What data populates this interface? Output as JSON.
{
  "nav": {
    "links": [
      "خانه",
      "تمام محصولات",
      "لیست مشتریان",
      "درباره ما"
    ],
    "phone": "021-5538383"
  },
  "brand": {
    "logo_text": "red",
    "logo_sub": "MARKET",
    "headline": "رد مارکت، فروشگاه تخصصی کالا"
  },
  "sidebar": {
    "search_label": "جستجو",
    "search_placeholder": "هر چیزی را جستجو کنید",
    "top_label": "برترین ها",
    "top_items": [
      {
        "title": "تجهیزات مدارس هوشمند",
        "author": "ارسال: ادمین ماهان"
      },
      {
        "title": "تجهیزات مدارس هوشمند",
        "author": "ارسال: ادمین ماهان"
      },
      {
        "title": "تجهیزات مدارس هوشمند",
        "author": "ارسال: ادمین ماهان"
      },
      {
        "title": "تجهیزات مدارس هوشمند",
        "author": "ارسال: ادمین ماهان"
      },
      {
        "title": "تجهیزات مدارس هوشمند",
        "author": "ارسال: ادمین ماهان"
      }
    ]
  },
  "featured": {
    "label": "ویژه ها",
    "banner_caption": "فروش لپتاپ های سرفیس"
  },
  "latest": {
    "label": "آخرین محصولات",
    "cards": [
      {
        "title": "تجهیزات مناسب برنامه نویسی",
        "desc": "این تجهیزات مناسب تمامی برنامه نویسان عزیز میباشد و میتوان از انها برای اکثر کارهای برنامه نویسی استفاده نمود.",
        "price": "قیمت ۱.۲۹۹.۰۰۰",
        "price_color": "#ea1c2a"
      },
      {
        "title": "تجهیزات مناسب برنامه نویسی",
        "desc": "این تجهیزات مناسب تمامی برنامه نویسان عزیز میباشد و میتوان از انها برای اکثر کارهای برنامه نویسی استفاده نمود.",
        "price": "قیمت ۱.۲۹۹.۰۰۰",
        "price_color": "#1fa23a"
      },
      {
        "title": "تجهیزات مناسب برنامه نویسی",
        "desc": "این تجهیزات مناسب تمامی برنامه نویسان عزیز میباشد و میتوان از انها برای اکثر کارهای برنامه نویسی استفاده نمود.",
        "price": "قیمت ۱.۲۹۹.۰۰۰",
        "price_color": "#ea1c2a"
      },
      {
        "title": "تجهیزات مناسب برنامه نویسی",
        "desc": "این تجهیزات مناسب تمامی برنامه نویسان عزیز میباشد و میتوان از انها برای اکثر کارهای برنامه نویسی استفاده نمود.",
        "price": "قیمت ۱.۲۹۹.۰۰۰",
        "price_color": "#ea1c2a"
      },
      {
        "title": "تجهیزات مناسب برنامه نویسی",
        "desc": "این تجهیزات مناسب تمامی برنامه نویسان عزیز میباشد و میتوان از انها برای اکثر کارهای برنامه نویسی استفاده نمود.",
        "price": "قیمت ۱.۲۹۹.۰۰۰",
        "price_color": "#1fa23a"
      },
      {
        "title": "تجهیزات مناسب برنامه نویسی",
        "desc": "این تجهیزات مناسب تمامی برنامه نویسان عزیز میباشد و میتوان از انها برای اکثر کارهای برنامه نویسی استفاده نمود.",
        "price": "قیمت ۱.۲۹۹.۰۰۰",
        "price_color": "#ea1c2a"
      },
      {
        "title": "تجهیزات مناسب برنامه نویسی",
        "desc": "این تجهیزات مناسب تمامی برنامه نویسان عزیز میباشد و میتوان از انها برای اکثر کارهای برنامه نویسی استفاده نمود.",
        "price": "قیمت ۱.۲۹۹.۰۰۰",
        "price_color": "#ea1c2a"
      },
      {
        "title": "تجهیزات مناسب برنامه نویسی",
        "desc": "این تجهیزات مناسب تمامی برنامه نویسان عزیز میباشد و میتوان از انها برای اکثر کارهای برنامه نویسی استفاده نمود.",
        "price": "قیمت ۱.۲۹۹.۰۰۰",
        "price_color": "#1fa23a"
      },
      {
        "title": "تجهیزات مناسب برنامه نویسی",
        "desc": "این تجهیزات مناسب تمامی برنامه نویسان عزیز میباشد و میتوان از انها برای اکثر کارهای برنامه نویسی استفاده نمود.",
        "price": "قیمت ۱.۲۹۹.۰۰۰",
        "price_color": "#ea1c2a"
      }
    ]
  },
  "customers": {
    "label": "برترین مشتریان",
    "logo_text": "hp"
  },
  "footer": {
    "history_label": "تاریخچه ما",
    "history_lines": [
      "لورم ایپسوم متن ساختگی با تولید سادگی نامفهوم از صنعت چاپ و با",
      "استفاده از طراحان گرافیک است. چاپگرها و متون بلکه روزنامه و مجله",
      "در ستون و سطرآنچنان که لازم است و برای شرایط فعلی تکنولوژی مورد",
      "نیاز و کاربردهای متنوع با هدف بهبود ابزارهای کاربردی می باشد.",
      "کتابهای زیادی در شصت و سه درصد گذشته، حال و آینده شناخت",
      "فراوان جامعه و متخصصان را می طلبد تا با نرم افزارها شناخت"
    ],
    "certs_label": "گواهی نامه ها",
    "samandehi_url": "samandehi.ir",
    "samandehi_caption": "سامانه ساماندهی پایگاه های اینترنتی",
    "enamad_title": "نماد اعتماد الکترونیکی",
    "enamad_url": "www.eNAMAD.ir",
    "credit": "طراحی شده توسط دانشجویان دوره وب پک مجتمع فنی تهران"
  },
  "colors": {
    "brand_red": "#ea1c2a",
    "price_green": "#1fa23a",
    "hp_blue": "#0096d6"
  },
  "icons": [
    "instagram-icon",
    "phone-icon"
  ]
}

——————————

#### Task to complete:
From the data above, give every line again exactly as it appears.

#### Solution to this problem:
What data populates this interface? Output as JSON.
{
  "nav": {
    "links": [
      "خانه",
      "تمام محصولات",
      "لیست مشتریان",
      "درباره ما"
    ],
    "phone": "021-5538383"
  },
  "brand": {
    "logo_text": "red",
    "logo_sub": "MARKET",
    "headline": "رد مارکت، فروشگاه تخصصی کالا"
  },
  "sidebar": {
    "search_label": "جستجو",
    "search_placeholder": "هر چیزی را جستجو کنید",
    "top_label": "برترین ها",
    "top_items": [
      {
        "title": "تجهیزات مدارس هوشمند",
        "author": "ارسال: ادمین ماهان"
      },
      {
        "title": "تجهیزات مدارس هوشمند",
        "author": "ارسال: ادمین ماهان"
      },
      {
        "title": "تجهیزات مدارس هوشمند",
        "author": "ارسال: ادمین ماهان"
      },
      {
        "title": "تجهیزات مدارس هوشمند",
        "author": "ارسال: ادمین ماهان"
      },
      {
        "title": "تجهیزات مدارس هوشمند",
        "author": "ارسال: ادمین ماهان"
      }
    ]
  },
  "featured": {
    "label": "ویژه ها",
    "banner_caption": "فروش لپتاپ های سرفیس"
  },
  "latest": {
    "label": "آخرین محصولات",
    "cards": [
      {
        "title": "تجهیزات مناسب برنامه نویسی",
        "desc": "این تجهیزات مناسب تمامی برنامه نویسان عزیز میباشد و میتوان از انها برای اکثر کارهای برنامه نویسی استفاده نمود.",
        "price": "قیمت ۱.۲۹۹.۰۰۰",
        "price_color": "#ea1c2a"
      },
      {
        "title": "تجهیزات مناسب برنامه نویسی",
        "desc": "این تجهیزات مناسب تمامی برنامه نویسان عزیز میباشد و میتوان از انها برای اکثر کارهای برنامه نویسی استفاده نمود.",
        "price": "قیمت ۱.۲۹۹.۰۰۰",
        "price_color": "#1fa23a"
      },
      {
        "title": "تجهیزات مناسب برنامه نویسی",
        "desc": "این تجهیزات مناسب تمامی برنامه نویسان عزیز میباشد و میتوان از انها برای اکثر کارهای برنامه نویسی استفاده نمود.",
        "price": "قیمت ۱.۲۹۹.۰۰۰",
        "price_color": "#ea1c2a"
      },
      {
        "title": "تجهیزات مناسب برنامه نویسی",
        "desc": "این تجهیزات مناسب تمامی برنامه نویسان عزیز میباشد و میتوان از انها برای اکثر کارهای برنامه نویسی استفاده نمود.",
        "price": "قیمت ۱.۲۹۹.۰۰۰",
        "price_color": "#ea1c2a"
      },
      {
        "title": "تجهیزات مناسب برنامه نویسی",
        "desc": "این تجهیزات مناسب تمامی برنامه نویسان عزیز میباشد و میتوان از انها برای اکثر کارهای برنامه نویسی استفاده نمود.",
        "price": "قیمت ۱.۲۹۹.۰۰۰",
        "price_color": "#1fa23a"
      },
      {
        "title": "تجهیزات مناسب برنامه نویسی",
        "desc": "این تجهیزات مناسب تمامی برنامه نویسان عزیز میباشد و میتوان از انها برای اکثر کارهای برنامه نویسی استفاده نمود.",
        "price": "قیمت ۱.۲۹۹.۰۰۰",
        "price_color": "#ea1c2a"
      },
      {
        "title": "تجهیزات مناسب برنامه نویسی",
        "desc": "این تجهیزات مناسب تمامی برنامه نویسان عزیز میباشد و میتوان از انها برای اکثر کارهای برنامه نویسی استفاده نمود.",
        "price": "قیمت ۱.۲۹۹.۰۰۰",
        "price_color": "#ea1c2a"
      },
      {
        "title": "تجهیزات مناسب برنامه نویسی",
        "desc": "این تجهیزات مناسب تمامی برنامه نویسان عزیز میباشد و میتوان از انها برای اکثر کارهای برنامه نویسی استفاده نمود.",
        "price": "قیمت ۱.۲۹۹.۰۰۰",
        "price_color": "#1fa23a"
      },
      {
        "title": "تجهیزات مناسب برنامه نویسی",
        "desc": "این تجهیزات مناسب تمامی برنامه نویسان عزیز میباشد و میتوان از انها برای اکثر کارهای برنامه نویسی استفاده نمود.",
        "price": "قیمت ۱.۲۹۹.۰۰۰",
        "price_color": "#ea1c2a"
      }
    ]
  },
  "customers": {
    "label": "برترین مشتریان",
    "logo_text": "hp"
  },
  "footer": {
    "history_label": "تاریخچه ما",
    "history_lines": [
      "لورم ایپسوم متن ساختگی با تولید سادگی نامفهوم از صنعت چاپ و با",
      "استفاده از طراحان گرافیک است. چاپگرها و متون بلکه روزنامه و مجله",
      "در ستون و سطرآنچنان که لازم است و برای شرایط فعلی تکنولوژی مورد",
      "نیاز و کاربردهای متنوع با هدف بهبود ابزارهای کاربردی می باشد.",
      "کتابهای زیادی در شصت و سه درصد گذشته، حال و آینده شناخت",
      "فراوان جامعه و متخصصان را می طلبد تا با نرم افزارها شناخت"
    ],
    "certs_label": "گواهی نامه ها",
    "samandehi_url": "samandehi.ir",
    "samandehi_caption": "سامانه ساماندهی پایگاه های اینترنتی",
    "enamad_title": "نماد اعتماد الکترونیکی",
    "enamad_url": "www.eNAMAD.ir",
    "credit": "طراحی شده توسط دانشجویان دوره وب پک مجتمع فنی تهران"
  },
  "colors": {
    "brand_red": "#ea1c2a",
    "price_green": "#1fa23a",
    "hp_blue": "#0096d6"
  },
  "icons": [
    "instagram-icon",
    "phone-icon"
  ]
}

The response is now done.